Normally, a child is born with little tiny eyes which grow a lot until age 3, then slowly until age 10–12, at which point they’re meant to stop. But if their eyes grow too quickly, or keep growing after age 10–12, or if they’re born with eyeballs that are already a bit too big (usually for genetic reasons — Mum and/or Dad being myopic)…. a child will develop myopia. Myopia, also called shortsightedness, is where far away objects are blurred but close objects are clear. It might seem, on the face of it, to just be another annoying vision problem needing glasses. But myopia isn’t just a blurry vision thing. More myopia means increasing lifelong risks of eye diseases like glaucoma, cataract, retinal detachment and myopic macular degeneration, and even low levels of myopia carry an additional risk. To quote the author of a key scientific paper on these risks, UK Ophthalmologist Dr Ian Flitcroft:
The calculated risks from myopia are comparable to those between hypertension, smoking and cardiovascular disease. In the case of myopic maculopathy [a type of macular degeneration] and retinal detachment the risks are an order of magnitude greater.
I had perfect vision until I was 19. Then, ironically as I was studying optometry, my distance vision started to get worse. First I had to squint to see the number of the bus coming towards me; then I couldn’t see the board in lectures (no online lectures in those days!). Being exposed on a daily basis to computers, as I wasn’t in high school, is probably what started my eyeballs on the growing path again, and I developed late-onset myopia. After a year of worsening, it hasn’t changed to this day, 17 years later. I’ve collected an impressive array of glasses since (owning my own optometry practice helps with this 😉 but it’s wrong to think it’s as simple as just a vision problem.

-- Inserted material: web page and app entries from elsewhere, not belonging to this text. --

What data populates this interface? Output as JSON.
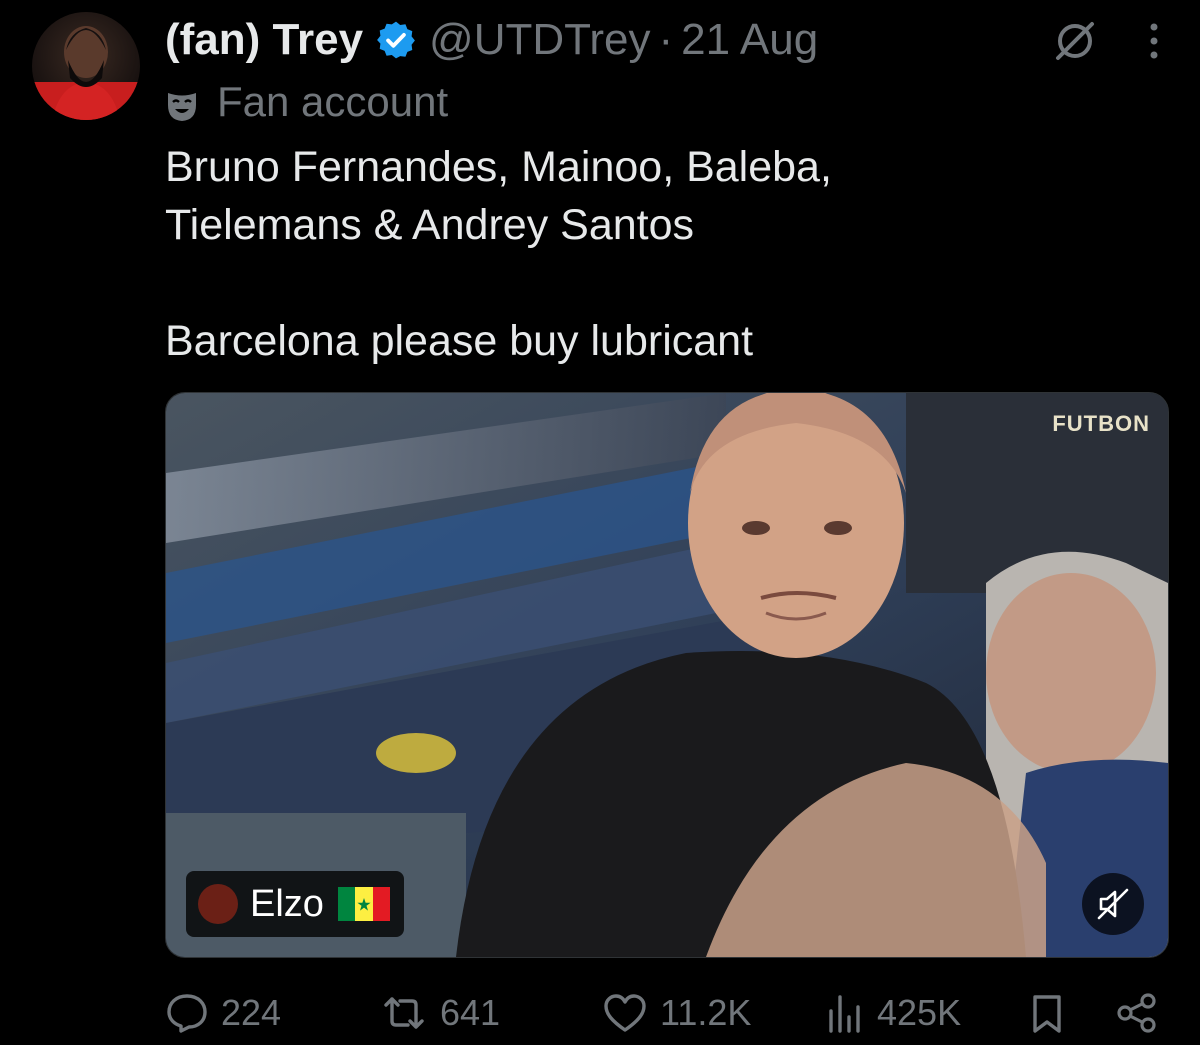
{
  "tweet": {
    "author_name": "(fan) Trey",
    "handle": "@UTDTrey",
    "separator": "·",
    "timestamp": "21 Aug",
    "label": "Fan account",
    "text_line1": "Bruno Fernandes, Mainoo, Baleba,",
    "text_line2": "Tielemans & Andrey Santos",
    "text_line3": "Barcelona please buy lubricant",
    "verified_color": "#1d9bf0"
  },
  "media": {
    "watermark": "FUTBON",
    "user_tag": "Elzo",
    "flag_colors": [
      "#00853f",
      "#fdef42",
      "#e31b23"
    ],
    "muted": true
  },
  "actions": {
    "replies": "224",
    "reposts": "641",
    "likes": "11.2K",
    "views": "425K"
  },
  "icons": [
    "verified-badge-icon",
    "grok-icon",
    "more-icon",
    "fan-mask-icon",
    "mute-icon",
    "reply-icon",
    "repost-icon",
    "like-icon",
    "views-icon",
    "bookmark-icon",
    "share-icon"
  ]
}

Now I’m only a little bit myopic — -1.00D to be exact, which means I’m only just blurry enough to have to wear glasses to drive. One dioptre of myopia (that’s our unit of measurement for prescriptions, and if you’re wondering, it’s an inverse metre :D) means that everything gets a bit blurry once it’s more than a metre away, although I can see ok for a few metres. Doesn’t sound like much of a big deal — but it’s wrong to think it’s benign. Even with my small amount of myopia, I have double the risk of cataract, triple the risk of retinal detachment and double the risk of myopic macular degeneration compared to someone who isn’t myopic. Once someone gets to -3.00D of myopia (they can see clearly out to 33cm, and probably ok out to about a metre), these risks increase to 9–10 times greater than a normally sighted person. As Flitcroft makes the comparison, the risk of having a stroke if you have uncontrolled high blood pressure is about three times greater than for someone with normal blood pressure. We’re talking 9–10 times greater risk of eye diseases which can cause blindness, with only moderate amounts of myopia.
Once a person gets to -5.00 or -6.00D of myopia, the risk of potentially blinding eye conditions like retinal detachment goes up to 21 times higher, and myopic macular degeneration risk is 40 times higher than someone with normal vision. This is serious stuff.
So the point of myopia control (the area of scientific research) and myopia management (putting it into clinical practice) is to keep myopia as low as possible, as this reduces lifelong risk of potentially blinding eye diseases. Myopia management involves prescribing specific types of spectacle lenses, contact lenses and even eye drops which have been scientifically proven to slow down the worsening of myopia. We no longer have to sit by and watch our kid’s vision get worse and worse every year — now we can offer solutions to try and change this path.